PROBLEM REQUIREMENTS —
Your response should consist of one number, the count of lines below that contain "Detection".

GIVEN INFORMATION —
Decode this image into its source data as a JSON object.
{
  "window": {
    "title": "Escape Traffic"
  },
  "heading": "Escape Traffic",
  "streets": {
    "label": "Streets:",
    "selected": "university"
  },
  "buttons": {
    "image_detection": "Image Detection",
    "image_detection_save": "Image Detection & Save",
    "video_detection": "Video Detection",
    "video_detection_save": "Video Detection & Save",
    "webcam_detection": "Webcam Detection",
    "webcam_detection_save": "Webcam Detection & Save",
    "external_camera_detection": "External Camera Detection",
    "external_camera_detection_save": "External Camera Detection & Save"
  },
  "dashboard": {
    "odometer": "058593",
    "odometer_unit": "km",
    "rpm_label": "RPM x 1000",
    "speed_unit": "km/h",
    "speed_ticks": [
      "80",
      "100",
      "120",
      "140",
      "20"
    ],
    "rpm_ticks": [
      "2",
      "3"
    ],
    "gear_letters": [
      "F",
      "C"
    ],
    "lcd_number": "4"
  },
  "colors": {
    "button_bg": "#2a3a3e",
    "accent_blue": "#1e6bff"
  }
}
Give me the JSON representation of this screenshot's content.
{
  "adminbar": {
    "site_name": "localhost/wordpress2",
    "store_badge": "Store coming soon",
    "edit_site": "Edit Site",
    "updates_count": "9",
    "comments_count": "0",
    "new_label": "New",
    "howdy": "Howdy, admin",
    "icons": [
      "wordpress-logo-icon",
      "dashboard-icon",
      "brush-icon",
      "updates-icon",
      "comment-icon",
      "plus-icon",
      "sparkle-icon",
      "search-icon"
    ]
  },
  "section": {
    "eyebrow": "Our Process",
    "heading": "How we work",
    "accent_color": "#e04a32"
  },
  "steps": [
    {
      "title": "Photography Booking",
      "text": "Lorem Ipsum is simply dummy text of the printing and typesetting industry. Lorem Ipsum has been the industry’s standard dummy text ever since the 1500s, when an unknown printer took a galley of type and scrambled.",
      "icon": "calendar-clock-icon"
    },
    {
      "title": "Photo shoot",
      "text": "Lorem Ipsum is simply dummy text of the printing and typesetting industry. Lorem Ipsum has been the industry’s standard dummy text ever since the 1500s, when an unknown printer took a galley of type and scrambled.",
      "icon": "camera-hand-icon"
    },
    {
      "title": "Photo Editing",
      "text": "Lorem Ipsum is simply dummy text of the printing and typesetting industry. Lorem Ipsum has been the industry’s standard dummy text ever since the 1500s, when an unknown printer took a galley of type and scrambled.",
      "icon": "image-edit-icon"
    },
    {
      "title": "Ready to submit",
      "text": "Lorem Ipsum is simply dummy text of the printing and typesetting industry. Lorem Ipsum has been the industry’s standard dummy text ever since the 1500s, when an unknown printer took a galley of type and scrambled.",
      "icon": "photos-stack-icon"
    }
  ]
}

WRITTEN ANSWER —
8